▼
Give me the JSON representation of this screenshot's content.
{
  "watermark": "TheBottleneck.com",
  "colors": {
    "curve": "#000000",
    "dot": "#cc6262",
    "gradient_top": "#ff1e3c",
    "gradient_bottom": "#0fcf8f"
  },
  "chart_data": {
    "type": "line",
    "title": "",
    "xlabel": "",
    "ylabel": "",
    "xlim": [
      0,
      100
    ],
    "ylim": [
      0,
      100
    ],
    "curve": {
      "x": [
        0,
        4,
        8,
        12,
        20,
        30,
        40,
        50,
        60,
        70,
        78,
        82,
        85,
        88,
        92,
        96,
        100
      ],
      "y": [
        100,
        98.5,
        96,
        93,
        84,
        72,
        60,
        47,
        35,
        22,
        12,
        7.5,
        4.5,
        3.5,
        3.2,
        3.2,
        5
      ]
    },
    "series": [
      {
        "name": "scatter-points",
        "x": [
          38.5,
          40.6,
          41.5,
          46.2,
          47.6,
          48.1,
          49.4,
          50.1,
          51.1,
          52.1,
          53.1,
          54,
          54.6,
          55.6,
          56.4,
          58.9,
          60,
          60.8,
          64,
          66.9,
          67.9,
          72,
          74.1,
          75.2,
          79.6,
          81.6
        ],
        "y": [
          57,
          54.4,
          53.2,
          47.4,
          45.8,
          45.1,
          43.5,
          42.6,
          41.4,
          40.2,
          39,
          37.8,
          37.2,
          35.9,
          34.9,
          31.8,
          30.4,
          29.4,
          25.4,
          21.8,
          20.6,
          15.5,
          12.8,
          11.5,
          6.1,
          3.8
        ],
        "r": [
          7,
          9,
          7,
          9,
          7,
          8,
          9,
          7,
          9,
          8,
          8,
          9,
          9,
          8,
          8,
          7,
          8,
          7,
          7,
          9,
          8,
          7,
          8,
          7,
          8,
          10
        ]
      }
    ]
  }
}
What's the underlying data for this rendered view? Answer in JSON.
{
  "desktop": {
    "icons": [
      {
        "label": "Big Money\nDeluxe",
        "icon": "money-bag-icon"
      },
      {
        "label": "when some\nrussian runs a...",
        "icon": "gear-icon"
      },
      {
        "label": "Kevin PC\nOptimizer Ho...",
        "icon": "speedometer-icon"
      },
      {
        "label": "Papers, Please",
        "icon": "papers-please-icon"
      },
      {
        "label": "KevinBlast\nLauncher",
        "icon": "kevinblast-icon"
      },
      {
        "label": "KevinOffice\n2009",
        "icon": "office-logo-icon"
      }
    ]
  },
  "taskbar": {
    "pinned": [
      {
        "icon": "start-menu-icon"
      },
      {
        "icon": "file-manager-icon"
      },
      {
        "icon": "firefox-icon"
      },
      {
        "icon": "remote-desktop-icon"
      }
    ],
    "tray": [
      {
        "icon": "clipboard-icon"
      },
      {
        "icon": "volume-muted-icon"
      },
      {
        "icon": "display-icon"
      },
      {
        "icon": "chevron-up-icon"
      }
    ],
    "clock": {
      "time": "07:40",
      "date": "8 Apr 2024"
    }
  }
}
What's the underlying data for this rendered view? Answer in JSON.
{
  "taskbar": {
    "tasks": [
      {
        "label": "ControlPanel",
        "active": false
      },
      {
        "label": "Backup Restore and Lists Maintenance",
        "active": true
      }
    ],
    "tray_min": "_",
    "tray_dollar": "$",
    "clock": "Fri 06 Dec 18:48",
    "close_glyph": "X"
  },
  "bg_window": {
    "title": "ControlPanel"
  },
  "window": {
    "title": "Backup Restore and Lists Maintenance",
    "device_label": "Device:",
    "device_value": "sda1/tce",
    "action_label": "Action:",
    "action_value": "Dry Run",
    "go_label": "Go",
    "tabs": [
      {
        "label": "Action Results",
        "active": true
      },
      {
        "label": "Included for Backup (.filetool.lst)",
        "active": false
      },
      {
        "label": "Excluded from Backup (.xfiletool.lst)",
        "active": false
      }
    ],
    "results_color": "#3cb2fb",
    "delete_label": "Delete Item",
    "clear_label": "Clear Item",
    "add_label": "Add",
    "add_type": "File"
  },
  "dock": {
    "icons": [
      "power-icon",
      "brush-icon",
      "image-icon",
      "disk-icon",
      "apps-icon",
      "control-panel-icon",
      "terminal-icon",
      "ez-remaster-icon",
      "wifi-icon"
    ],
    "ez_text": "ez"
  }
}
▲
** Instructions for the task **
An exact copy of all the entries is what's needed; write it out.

** Solution to this task **
Give me the JSON representation of this screenshot's content.
{
  "watermark": "TheBottleneck.com",
  "colors": {
    "curve": "#000000",
    "dot": "#cc6262",
    "gradient_top": "#ff1e3c",
    "gradient_bottom": "#0fcf8f"
  },
  "chart_data": {
    "type": "line",
    "title": "",
    "xlabel": "",
    "ylabel": "",
    "xlim": [
      0,
      100
    ],
    "ylim": [
      0,
      100
    ],
    "curve": {
      "x": [
        0,
        4,
        8,
        12,
        20,
        30,
        40,
        50,
        60,
        70,
        78,
        82,
        85,
        88,
        92,
        96,
        100
      ],
      "y": [
        100,
        98.5,
        96,
        93,
        84,
        72,
        60,
        47,
        35,
        22,
        12,
        7.5,
        4.5,
        3.5,
        3.2,
        3.2,
        5
      ]
    },
    "series": [
      {
        "name": "scatter-points",
        "x": [
          38.5,
          40.6,
          41.5,
          46.2,
          47.6,
          48.1,
          49.4,
          50.1,
          51.1,
          52.1,
          53.1,
          54,
          54.6,
          55.6,
          56.4,
          58.9,
          60,
          60.8,
          64,
          66.9,
          67.9,
          72,
          74.1,
          75.2,
          79.6,
          81.6
        ],
        "y": [
          57,
          54.4,
          53.2,
          47.4,
          45.8,
          45.1,
          43.5,
          42.6,
          41.4,
          40.2,
          39,
          37.8,
          37.2,
          35.9,
          34.9,
          31.8,
          30.4,
          29.4,
          25.4,
          21.8,
          20.6,
          15.5,
          12.8,
          11.5,
          6.1,
          3.8
        ],
        "r": [
          7,
          9,
          7,
          9,
          7,
          8,
          9,
          7,
          9,
          8,
          8,
          9,
          9,
          8,
          8,
          7,
          8,
          7,
          7,
          9,
          8,
          7,
          8,
          7,
          8,
          10
        ]
      }
    ]
  }
}
What's the underlying data for this rendered view? Answer in JSON.
{
  "desktop": {
    "icons": [
      {
        "label": "Big Money\nDeluxe",
        "icon": "money-bag-icon"
      },
      {
        "label": "when some\nrussian runs a...",
        "icon": "gear-icon"
      },
      {
        "label": "Kevin PC\nOptimizer Ho...",
        "icon": "speedometer-icon"
      },
      {
        "label": "Papers, Please",
        "icon": "papers-please-icon"
      },
      {
        "label": "KevinBlast\nLauncher",
        "icon": "kevinblast-icon"
      },
      {
        "label": "KevinOffice\n2009",
        "icon": "office-logo-icon"
      }
    ]
  },
  "taskbar": {
    "pinned": [
      {
        "icon": "start-menu-icon"
      },
      {
        "icon": "file-manager-icon"
      },
      {
        "icon": "firefox-icon"
      },
      {
        "icon": "remote-desktop-icon"
      }
    ],
    "tray": [
      {
        "icon": "clipboard-icon"
      },
      {
        "icon": "volume-muted-icon"
      },
      {
        "icon": "display-icon"
      },
      {
        "icon": "chevron-up-icon"
      }
    ],
    "clock": {
      "time": "07:40",
      "date": "8 Apr 2024"
    }
  }
}
What's the underlying data for this rendered view? Answer in JSON.
{
  "taskbar": {
    "tasks": [
      {
        "label": "ControlPanel",
        "active": false
      },
      {
        "label": "Backup Restore and Lists Maintenance",
        "active": true
      }
    ],
    "tray_min": "_",
    "tray_dollar": "$",
    "clock": "Fri 06 Dec 18:48",
    "close_glyph": "X"
  },
  "bg_window": {
    "title": "ControlPanel"
  },
  "window": {
    "title": "Backup Restore and Lists Maintenance",
    "device_label": "Device:",
    "device_value": "sda1/tce",
    "action_label": "Action:",
    "action_value": "Dry Run",
    "go_label": "Go",
    "tabs": [
      {
        "label": "Action Results",
        "active": true
      },
      {
        "label": "Included for Backup (.filetool.lst)",
        "active": false
      },
      {
        "label": "Excluded from Backup (.xfiletool.lst)",
        "active": false
      }
    ],
    "results_color": "#3cb2fb",
    "delete_label": "Delete Item",
    "clear_label": "Clear Item",
    "add_label": "Add",
    "add_type": "File"
  },
  "dock": {
    "icons": [
      "power-icon",
      "brush-icon",
      "image-icon",
      "disk-icon",
      "apps-icon",
      "control-panel-icon",
      "terminal-icon",
      "ez-remaster-icon",
      "wifi-icon"
    ],
    "ez_text": "ez"
  }
}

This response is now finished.